Sometimes it may be useful to merge two BASIC programs together. For instance, we may need on the program we are currently working on a routine from an older program. So, how to merge two BASIC programs together?
We will have a look at how to merge two BASIC programs together on the Commodore 64, but it’s fairly easy to adapt the following procedure to other Commodore computers.
Please notice that this procedure will work only if the two programs to merge don’t have common line numbers.
What we need to know
Not much to be honest. We don’t have to worry about the exact way a BASIC program looks like in RAM memory. We just need to know that two null bytes are used to signal the end of the BASIC program, and that a null byte is used to signal the end of each BASIC line. So, we have a byte zero at the end of each line, and we have two bytes zero at the end of the BASIC program.
Locations 43 and 44 decimal hold the low byte and the high byte of BASIC start address. This is the memory address a BASIC program starts from.
It’s very important to remember that with the command LOAD”PROGRAM NAME”,8 a program will be always loaded starting from the address on locations 43 and 44. The command LOAD”PROGRAM NAME”,8,1 will load the program from the address that can be found in the program file instead. So, as we will see in a moment, we must omit the secondary address (1).
One last thing. Locations 45 and 46 hold the start of variables address (SOV). Since variables are right after the BASIC program in memory, SOV-1 and SOV-2 are the last two bytes of the BASIC program. Both SOV-1 and SOV-2 address hold a zero to signal the end of the BASIC program. The address SOV-3 contains a zero byte signaling the end of the last BASIC program line. So, this must be left intact.
Since we need to merge PROGRAM 1 (currently in memory) and PROGRAM 2 (to be loaded) together, we must load PROGRAM 2 starting from address SOV-2. This way, we will overwrite the two bytes signaling the end of PROGRAM 1.
Load PROGRAM 1 as usual. Default loading address will be used (2049 decimal).
Now, let’s evaluate the Start of Variables address:
sv = peek(45)+256*peek(46)

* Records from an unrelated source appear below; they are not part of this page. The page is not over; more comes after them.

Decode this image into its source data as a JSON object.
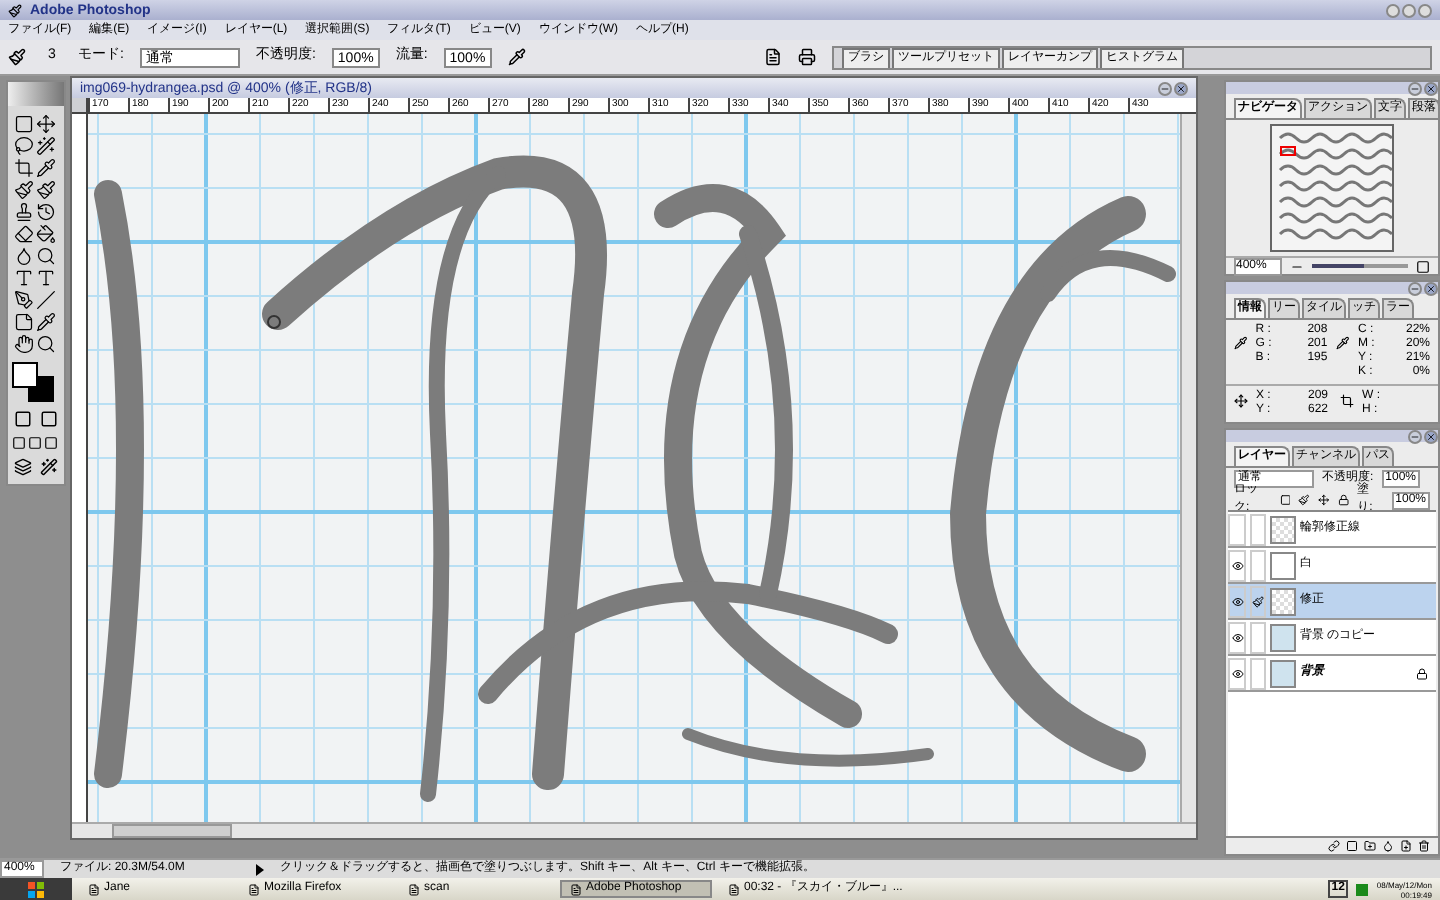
{
  "window": {
    "title": "Adobe Photoshop"
  },
  "menu": [
    "ファイル(F)",
    "編集(E)",
    "イメージ(I)",
    "レイヤー(L)",
    "選択範囲(S)",
    "フィルタ(T)",
    "ビュー(V)",
    "ウインドウ(W)",
    "ヘルプ(H)"
  ],
  "options": {
    "brush_size": "3",
    "mode_label": "モード:",
    "mode_value": "通常",
    "opacity_label": "不透明度:",
    "opacity_value": "100%",
    "flow_label": "流量:",
    "flow_value": "100%"
  },
  "palette_well": [
    "ブラシ",
    "ツールプリセット",
    "レイヤーカンプ",
    "ヒストグラム"
  ],
  "document": {
    "title": "img069-hydrangea.psd @ 400% (修正, RGB/8)",
    "ruler": [
      "170",
      "180",
      "190",
      "200",
      "210",
      "220",
      "230",
      "240",
      "250",
      "260",
      "270",
      "280",
      "290",
      "300",
      "310",
      "320",
      "330",
      "340",
      "350",
      "360",
      "370",
      "380",
      "390",
      "400",
      "410",
      "420",
      "430"
    ]
  },
  "navigator": {
    "tabs": [
      {
        "label": "ナビゲータ",
        "selected": true
      },
      {
        "label": "アクション",
        "selected": false
      },
      {
        "label": "文字",
        "selected": false
      },
      {
        "label": "段落",
        "selected": false
      }
    ],
    "zoom": "400%",
    "level": 0.55
  },
  "info": {
    "tabs": [
      {
        "label": "情報",
        "selected": true
      },
      {
        "label": "リー",
        "selected": false
      },
      {
        "label": "タイル",
        "selected": false
      },
      {
        "label": "ッチ",
        "selected": false
      },
      {
        "label": "ラー",
        "selected": false
      }
    ],
    "rgb": [
      {
        "label": "R :",
        "value": "208"
      },
      {
        "label": "G :",
        "value": "201"
      },
      {
        "label": "B :",
        "value": "195"
      }
    ],
    "cmyk": [
      {
        "label": "C :",
        "value": "22%"
      },
      {
        "label": "M :",
        "value": "20%"
      },
      {
        "label": "Y :",
        "value": "21%"
      },
      {
        "label": "K :",
        "value": "0%"
      }
    ],
    "xy": [
      {
        "label": "X :",
        "value": "209"
      },
      {
        "label": "Y :",
        "value": "622"
      }
    ],
    "wh": [
      {
        "label": "W :"
      },
      {
        "label": "H :"
      }
    ]
  },
  "layers": {
    "tabs": [
      {
        "label": "レイヤー",
        "selected": true
      },
      {
        "label": "チャンネル",
        "selected": false
      },
      {
        "label": "パス",
        "selected": false
      }
    ],
    "blend": "通常",
    "opacity_label": "不透明度:",
    "opacity_value": "100%",
    "lock_label": "ロック:",
    "fill_label": "塗り:",
    "fill_value": "100%",
    "items": [
      {
        "name": "輪郭修正線",
        "visible": false,
        "selected": false,
        "kind": "transparent"
      },
      {
        "name": "白",
        "visible": true,
        "selected": false,
        "kind": "white"
      },
      {
        "name": "修正",
        "visible": true,
        "selected": true,
        "kind": "transparent"
      },
      {
        "name": "背景 のコピー",
        "visible": true,
        "selected": false,
        "kind": "image"
      },
      {
        "name": "背景",
        "visible": true,
        "selected": false,
        "kind": "image",
        "locked": true
      }
    ]
  },
  "status": {
    "zoom": "400%",
    "file": "ファイル: 20.3M/54.0M",
    "message": "クリック＆ドラッグすると、描画色で塗りつぶします。Shift キー、Alt キー、Ctrl キーで機能拡張。"
  },
  "taskbar": {
    "tasks": [
      {
        "label": "Jane",
        "selected": false
      },
      {
        "label": "Mozilla Firefox",
        "selected": false
      },
      {
        "label": "scan",
        "selected": false
      },
      {
        "label": "Adobe Photoshop",
        "selected": true
      },
      {
        "label": "00:32 - 『スカイ・ブルー』...",
        "selected": false
      }
    ],
    "tray_badge": "12",
    "clock": [
      "08/May/12/Mon",
      "00:19:49"
    ]
  }
}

Starting from low byte (location 45) and high byte (from location 46), we now have the actual Start of Variables address on variable SV.
As in the previous picture, we need to load PROGRAM 2 from SOV-2. So, we must use the loading address:
Since using LOAD”PROGRAM NAME”,8 will load the program on memory starting from the address on locations 43 and 44, we now need the commands:
poke 44,int(la/256) poke 43,la-peek(44)*256
At this point, we can load PROGRAM 2:
LOAD"PROGRAM 2 NAME",8
We are nearly done. But since we need a big program made up of PROGRAM 1 and PROGRAM 2, we must tell the BASIC interpreter that the whole program starts from the standard address 2049 decimal, which is where PROGRAM 1 starts from:
POKE 43,1: POKE 44,8
We are done. Now we have in memory a big program made up of PROGRAM 1 and PROGRAM 2 merged together. It can be saved as usual.